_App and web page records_
────────────────
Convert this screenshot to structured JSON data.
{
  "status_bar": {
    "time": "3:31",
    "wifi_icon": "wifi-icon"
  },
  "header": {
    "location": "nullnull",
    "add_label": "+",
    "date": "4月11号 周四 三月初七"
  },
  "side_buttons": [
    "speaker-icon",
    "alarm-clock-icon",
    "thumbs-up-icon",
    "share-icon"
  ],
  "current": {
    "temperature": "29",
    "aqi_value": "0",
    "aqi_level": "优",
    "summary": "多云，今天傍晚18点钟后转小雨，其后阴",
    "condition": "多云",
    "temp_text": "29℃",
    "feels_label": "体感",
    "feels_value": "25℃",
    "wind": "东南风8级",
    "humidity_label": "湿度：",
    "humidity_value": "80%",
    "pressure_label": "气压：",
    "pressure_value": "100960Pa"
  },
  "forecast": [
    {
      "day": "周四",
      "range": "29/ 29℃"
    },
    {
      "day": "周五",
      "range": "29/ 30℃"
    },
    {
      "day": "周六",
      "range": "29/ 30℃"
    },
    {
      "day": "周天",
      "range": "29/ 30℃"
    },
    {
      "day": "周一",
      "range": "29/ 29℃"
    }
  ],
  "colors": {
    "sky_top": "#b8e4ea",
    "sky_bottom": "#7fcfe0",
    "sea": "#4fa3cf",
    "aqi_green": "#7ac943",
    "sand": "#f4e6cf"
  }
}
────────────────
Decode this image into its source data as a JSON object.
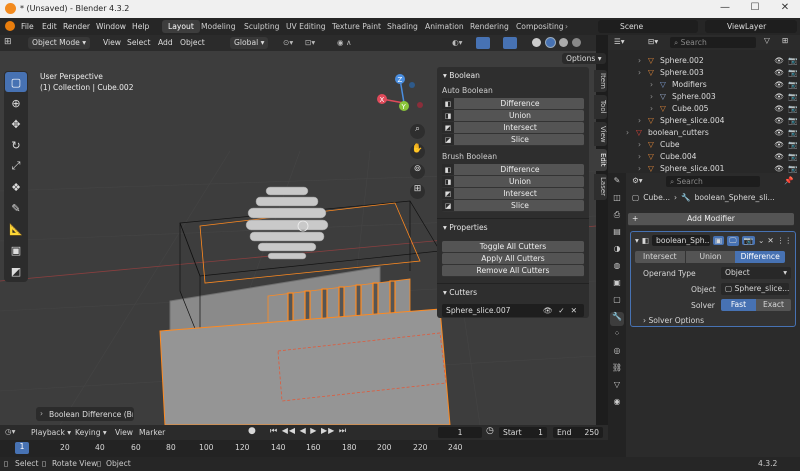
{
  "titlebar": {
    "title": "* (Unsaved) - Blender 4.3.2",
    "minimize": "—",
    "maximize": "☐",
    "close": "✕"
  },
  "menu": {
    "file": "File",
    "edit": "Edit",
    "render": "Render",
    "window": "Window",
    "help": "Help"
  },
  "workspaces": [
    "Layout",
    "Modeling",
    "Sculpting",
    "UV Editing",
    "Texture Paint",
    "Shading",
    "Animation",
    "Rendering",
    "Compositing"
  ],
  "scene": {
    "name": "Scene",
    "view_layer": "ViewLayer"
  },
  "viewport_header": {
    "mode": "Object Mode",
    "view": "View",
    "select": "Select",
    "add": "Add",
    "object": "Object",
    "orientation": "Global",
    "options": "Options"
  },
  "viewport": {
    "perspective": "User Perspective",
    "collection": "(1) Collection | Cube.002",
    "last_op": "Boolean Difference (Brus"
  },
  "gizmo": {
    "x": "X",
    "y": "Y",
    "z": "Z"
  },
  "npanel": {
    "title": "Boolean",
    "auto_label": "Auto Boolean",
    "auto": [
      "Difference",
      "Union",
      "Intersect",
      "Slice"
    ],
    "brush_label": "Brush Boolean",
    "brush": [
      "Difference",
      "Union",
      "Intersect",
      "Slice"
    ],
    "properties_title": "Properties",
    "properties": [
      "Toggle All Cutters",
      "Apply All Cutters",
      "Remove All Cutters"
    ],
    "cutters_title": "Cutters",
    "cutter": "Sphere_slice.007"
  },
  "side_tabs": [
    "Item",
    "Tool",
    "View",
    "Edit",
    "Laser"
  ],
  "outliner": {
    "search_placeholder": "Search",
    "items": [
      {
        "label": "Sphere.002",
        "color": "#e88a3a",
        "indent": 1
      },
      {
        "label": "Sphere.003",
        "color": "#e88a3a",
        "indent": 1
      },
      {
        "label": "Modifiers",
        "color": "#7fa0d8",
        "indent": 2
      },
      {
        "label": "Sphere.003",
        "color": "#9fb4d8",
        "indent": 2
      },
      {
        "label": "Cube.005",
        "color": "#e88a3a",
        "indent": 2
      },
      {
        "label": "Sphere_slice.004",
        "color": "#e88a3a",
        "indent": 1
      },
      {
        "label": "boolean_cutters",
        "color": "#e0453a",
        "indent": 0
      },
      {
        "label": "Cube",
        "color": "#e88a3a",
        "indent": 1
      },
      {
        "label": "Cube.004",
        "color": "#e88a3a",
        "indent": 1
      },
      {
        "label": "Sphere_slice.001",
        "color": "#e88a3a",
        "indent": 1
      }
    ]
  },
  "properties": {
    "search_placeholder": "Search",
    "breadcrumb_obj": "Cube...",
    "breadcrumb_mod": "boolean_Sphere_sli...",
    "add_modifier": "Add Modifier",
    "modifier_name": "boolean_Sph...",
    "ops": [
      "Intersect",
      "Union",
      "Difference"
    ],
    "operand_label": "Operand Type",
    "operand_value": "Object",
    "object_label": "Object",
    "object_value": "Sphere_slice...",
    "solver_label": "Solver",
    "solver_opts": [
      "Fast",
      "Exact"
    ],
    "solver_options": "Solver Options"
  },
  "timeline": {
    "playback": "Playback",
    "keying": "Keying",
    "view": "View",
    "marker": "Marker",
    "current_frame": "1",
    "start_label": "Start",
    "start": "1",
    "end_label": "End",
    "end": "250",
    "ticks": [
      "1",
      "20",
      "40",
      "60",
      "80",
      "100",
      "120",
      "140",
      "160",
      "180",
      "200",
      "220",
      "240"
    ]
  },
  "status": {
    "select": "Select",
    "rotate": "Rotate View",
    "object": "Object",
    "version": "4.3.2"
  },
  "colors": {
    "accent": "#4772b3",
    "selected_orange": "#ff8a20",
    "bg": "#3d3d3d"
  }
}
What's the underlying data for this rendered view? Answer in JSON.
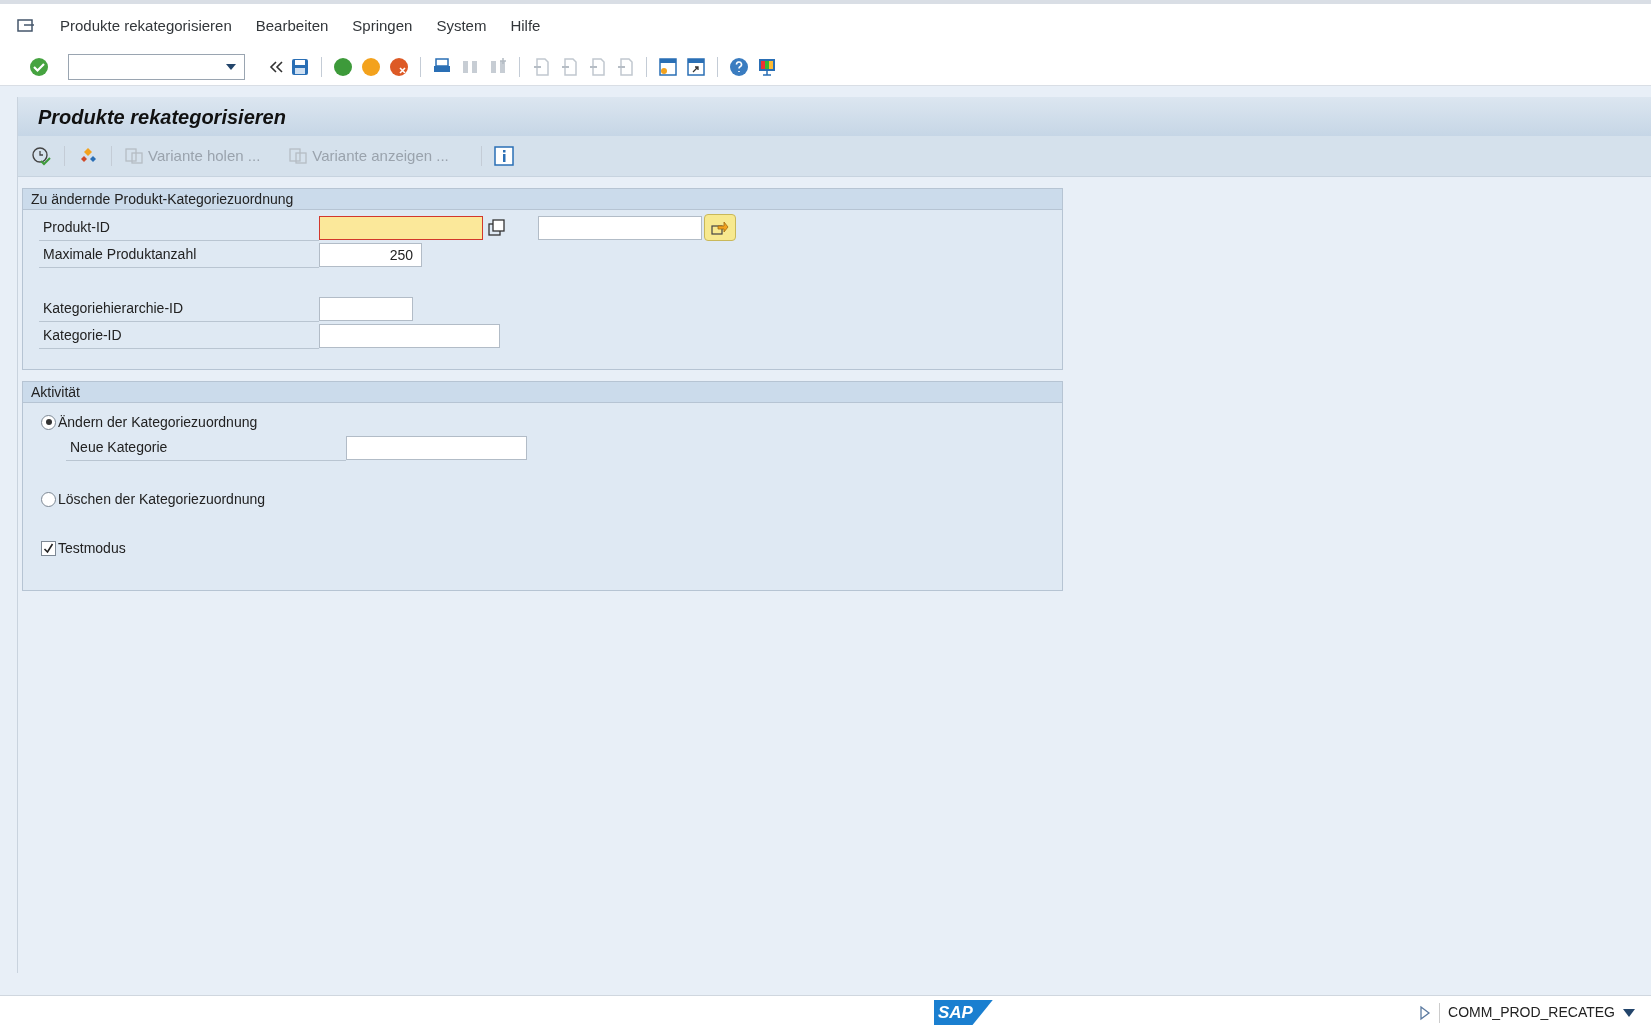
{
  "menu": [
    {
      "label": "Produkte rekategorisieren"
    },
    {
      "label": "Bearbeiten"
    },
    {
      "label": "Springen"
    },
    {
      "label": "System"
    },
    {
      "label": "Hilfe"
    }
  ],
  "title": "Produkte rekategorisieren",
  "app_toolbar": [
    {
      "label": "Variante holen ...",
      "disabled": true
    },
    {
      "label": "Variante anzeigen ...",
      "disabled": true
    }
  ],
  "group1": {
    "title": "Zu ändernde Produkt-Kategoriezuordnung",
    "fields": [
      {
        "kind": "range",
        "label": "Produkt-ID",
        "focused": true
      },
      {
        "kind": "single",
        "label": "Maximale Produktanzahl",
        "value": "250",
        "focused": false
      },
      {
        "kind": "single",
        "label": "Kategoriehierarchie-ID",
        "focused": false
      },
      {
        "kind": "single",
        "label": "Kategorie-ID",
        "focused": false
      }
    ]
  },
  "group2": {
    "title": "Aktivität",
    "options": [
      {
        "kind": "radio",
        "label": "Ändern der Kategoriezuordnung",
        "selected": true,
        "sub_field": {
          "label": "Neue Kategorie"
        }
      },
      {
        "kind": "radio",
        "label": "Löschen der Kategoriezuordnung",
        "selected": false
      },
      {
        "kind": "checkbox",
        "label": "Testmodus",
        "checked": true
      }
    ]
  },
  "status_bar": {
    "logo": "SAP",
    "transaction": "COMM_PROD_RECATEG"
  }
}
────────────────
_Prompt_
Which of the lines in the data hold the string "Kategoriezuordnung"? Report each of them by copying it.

_Task solution_
    "title": "Zu ändernde Produkt-Kategoriezuordnung",
        "label": "Ändern der Kategoriezuordnung",
        "label": "Löschen der Kategoriezuordnung",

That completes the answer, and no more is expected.